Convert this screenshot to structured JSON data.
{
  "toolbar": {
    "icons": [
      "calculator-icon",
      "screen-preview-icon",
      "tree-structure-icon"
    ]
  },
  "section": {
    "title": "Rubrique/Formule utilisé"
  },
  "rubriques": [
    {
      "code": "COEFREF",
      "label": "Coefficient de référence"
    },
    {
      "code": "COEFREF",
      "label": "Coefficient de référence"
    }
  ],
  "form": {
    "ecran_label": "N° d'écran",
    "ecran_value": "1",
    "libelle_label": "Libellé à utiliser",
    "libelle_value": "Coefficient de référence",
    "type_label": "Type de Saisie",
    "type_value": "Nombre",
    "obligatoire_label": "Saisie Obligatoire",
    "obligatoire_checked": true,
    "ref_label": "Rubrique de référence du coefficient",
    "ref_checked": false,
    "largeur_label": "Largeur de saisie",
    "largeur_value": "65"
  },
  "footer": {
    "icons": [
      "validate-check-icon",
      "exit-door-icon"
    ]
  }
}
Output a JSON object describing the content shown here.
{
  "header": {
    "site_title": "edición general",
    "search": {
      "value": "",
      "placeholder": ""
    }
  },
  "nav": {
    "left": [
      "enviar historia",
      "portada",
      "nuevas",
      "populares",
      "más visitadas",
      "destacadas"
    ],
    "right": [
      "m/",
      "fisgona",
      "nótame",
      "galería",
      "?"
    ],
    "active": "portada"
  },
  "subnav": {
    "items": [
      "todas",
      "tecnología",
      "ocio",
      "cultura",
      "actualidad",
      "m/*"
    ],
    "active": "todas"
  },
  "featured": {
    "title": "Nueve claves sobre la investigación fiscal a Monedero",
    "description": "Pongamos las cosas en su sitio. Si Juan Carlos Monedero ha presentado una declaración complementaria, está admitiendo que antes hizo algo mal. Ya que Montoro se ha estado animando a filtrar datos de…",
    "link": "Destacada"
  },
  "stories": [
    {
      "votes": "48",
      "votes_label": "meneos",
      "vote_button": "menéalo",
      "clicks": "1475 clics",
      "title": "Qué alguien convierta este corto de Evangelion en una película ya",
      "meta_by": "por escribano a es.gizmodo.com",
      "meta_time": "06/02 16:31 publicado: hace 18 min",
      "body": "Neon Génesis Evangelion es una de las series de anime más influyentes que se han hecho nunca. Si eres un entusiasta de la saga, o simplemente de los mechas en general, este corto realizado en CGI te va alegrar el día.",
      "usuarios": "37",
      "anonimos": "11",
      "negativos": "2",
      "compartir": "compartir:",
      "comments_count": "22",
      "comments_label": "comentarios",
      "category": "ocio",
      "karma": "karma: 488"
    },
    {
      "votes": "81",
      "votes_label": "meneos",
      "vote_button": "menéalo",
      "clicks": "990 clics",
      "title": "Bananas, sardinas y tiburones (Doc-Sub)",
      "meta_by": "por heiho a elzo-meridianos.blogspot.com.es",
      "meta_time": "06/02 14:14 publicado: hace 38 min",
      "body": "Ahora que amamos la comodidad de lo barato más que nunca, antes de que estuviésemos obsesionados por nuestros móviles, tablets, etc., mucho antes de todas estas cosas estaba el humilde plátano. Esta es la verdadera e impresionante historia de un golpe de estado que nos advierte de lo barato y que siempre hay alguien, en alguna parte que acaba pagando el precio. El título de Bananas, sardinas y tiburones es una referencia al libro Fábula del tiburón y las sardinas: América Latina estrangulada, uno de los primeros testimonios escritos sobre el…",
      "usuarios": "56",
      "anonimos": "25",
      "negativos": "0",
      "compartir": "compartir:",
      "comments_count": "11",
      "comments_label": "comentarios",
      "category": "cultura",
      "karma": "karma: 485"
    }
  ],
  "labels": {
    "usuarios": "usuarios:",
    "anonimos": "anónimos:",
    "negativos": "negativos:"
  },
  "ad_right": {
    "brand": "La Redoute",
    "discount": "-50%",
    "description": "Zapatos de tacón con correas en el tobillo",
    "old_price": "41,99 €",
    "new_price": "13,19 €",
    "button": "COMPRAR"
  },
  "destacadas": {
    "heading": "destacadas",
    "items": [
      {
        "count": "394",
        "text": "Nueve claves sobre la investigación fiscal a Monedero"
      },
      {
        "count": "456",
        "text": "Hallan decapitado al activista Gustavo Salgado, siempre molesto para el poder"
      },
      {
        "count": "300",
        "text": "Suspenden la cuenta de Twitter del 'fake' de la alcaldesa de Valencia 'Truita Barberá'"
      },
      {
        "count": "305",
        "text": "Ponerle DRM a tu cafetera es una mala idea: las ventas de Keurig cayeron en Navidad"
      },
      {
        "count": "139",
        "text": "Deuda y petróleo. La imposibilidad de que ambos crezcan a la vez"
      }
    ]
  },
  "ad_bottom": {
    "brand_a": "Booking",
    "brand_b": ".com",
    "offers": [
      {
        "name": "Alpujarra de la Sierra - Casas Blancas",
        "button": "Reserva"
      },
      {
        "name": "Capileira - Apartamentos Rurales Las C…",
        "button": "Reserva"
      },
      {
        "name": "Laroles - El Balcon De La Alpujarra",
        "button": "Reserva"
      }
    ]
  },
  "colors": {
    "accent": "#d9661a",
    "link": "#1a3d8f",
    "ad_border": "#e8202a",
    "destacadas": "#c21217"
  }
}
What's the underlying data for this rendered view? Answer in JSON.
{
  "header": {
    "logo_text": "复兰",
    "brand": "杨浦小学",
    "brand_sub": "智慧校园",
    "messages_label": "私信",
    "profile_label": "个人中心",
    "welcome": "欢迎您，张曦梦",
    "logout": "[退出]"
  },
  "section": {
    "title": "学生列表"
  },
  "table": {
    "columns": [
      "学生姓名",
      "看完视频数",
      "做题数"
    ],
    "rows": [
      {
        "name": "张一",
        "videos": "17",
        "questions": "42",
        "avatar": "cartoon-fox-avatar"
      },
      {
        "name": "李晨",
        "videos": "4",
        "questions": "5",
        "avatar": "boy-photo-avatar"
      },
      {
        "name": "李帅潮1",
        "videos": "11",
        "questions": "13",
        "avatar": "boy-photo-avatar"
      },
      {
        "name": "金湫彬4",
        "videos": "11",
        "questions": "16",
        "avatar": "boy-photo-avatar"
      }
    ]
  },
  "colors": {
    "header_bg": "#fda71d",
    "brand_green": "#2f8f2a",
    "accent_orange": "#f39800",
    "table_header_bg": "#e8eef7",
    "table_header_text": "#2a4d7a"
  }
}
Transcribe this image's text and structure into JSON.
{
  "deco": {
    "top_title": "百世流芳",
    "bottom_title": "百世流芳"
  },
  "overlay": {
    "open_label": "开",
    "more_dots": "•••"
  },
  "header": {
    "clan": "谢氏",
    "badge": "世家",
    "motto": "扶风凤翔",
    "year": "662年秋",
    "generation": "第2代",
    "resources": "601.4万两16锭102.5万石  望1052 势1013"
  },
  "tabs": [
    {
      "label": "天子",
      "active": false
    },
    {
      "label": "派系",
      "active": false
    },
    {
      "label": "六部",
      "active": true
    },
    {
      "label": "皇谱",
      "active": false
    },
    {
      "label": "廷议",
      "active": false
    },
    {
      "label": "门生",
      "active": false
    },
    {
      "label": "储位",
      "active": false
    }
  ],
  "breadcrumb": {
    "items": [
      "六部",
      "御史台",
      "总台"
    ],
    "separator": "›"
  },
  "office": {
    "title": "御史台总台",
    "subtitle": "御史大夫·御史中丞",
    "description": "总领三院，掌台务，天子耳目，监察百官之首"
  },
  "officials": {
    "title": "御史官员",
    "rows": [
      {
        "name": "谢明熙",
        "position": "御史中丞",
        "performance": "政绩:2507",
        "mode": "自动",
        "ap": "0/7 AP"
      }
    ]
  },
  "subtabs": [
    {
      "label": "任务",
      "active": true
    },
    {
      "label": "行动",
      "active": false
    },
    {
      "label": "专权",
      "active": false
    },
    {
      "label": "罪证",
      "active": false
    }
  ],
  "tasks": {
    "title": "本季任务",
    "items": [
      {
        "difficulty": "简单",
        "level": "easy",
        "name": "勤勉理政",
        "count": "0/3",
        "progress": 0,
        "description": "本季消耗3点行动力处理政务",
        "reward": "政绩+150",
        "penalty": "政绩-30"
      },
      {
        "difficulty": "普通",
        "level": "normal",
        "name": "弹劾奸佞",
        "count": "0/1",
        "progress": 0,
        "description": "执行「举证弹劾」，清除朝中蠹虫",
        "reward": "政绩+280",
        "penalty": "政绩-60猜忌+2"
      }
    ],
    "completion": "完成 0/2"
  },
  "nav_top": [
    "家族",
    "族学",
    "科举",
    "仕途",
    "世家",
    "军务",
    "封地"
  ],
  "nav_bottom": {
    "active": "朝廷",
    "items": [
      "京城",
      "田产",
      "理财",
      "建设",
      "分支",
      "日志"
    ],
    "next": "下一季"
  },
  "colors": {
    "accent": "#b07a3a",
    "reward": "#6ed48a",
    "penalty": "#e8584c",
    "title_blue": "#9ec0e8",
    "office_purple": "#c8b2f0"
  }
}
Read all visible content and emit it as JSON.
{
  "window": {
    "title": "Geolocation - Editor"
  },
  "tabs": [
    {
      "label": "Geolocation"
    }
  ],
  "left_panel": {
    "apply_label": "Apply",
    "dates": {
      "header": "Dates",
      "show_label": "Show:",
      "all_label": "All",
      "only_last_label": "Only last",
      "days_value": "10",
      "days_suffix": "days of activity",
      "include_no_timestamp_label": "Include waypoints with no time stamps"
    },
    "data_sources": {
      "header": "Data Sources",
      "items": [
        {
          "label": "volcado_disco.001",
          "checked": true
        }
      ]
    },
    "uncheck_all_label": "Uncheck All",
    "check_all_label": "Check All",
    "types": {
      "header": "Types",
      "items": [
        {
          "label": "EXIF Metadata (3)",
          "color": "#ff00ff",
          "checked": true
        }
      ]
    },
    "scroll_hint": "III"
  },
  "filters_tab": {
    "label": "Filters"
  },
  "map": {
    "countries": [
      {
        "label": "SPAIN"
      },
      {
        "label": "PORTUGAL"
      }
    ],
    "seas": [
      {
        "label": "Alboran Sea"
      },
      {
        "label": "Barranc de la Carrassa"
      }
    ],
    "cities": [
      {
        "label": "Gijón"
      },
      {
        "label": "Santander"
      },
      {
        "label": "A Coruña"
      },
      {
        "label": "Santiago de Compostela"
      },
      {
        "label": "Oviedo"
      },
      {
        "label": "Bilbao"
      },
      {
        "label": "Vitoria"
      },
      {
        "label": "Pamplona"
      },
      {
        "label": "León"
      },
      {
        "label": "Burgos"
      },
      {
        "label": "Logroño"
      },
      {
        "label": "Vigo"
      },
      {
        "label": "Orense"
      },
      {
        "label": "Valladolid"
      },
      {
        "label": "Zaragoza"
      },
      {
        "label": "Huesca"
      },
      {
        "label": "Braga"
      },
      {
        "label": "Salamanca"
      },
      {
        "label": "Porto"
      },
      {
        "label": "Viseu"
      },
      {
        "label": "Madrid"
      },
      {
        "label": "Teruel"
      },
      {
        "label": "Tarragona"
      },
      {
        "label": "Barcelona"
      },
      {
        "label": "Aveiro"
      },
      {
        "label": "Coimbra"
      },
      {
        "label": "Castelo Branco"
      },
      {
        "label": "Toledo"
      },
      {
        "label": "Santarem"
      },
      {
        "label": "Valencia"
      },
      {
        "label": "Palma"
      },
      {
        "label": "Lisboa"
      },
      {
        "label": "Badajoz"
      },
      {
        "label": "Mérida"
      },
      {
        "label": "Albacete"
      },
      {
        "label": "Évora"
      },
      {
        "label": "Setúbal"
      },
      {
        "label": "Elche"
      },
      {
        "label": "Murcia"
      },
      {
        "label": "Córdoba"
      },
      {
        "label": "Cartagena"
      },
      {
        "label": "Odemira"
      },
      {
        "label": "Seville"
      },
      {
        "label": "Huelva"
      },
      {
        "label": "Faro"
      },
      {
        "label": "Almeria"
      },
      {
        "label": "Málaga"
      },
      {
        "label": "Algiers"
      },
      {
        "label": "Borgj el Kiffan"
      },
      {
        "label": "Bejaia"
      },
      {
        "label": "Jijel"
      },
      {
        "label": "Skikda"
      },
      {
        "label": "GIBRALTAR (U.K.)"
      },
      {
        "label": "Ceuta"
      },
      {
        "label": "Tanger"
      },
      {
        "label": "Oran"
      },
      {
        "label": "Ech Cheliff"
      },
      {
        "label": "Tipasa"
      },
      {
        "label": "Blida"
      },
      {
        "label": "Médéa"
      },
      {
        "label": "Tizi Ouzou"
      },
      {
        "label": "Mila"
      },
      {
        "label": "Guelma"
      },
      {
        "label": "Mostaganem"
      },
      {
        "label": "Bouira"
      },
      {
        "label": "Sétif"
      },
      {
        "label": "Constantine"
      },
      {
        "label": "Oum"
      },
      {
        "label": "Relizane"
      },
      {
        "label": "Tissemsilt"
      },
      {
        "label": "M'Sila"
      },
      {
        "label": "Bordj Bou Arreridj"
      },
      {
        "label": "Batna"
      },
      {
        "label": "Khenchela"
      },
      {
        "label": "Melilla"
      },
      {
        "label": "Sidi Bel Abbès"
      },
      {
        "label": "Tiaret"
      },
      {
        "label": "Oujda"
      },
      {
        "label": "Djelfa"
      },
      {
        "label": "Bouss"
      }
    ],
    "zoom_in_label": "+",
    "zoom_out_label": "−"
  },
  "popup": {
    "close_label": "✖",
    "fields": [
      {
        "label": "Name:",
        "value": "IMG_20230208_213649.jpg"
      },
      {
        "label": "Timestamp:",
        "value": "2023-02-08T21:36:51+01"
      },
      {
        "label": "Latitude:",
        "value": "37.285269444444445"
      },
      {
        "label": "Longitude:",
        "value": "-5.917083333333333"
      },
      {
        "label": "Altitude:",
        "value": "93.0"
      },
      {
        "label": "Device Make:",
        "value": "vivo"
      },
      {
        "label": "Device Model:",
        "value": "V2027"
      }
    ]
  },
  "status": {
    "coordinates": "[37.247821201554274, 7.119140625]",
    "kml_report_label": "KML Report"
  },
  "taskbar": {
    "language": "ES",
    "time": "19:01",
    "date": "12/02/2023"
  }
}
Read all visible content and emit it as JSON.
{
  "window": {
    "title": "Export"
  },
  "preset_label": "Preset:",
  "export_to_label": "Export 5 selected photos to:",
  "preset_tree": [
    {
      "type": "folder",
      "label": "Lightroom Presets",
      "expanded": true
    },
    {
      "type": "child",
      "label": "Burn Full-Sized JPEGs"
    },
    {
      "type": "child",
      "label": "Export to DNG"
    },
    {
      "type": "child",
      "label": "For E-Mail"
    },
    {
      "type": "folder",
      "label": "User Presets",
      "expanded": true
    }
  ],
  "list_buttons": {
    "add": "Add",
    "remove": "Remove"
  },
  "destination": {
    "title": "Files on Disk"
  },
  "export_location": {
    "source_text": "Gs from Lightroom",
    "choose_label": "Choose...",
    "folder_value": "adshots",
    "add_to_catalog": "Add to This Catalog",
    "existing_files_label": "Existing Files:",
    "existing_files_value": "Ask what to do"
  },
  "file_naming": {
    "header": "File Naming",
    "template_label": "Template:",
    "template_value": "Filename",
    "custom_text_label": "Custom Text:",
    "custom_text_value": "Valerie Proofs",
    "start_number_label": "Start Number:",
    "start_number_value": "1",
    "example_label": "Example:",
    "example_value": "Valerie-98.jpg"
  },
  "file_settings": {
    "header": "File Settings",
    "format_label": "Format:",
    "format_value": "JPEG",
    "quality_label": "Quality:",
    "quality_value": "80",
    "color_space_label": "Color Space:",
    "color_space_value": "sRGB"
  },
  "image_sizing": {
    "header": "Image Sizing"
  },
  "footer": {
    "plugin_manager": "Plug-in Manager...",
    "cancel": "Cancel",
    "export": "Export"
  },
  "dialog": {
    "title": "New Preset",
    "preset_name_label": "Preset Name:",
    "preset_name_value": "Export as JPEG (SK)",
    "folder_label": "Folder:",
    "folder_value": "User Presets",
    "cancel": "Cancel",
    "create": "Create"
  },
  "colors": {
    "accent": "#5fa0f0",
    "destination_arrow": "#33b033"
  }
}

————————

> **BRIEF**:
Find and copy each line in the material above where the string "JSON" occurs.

> **SOLUTION BELOW**:
Convert this screenshot to structured JSON data.
Output a JSON object describing the content shown here.
What's the underlying data for this rendered view? Answer in JSON.
Transcribe this image's text and structure into JSON.
Read all visible content and emit it as JSON.
Read all visible content and emit it as JSON.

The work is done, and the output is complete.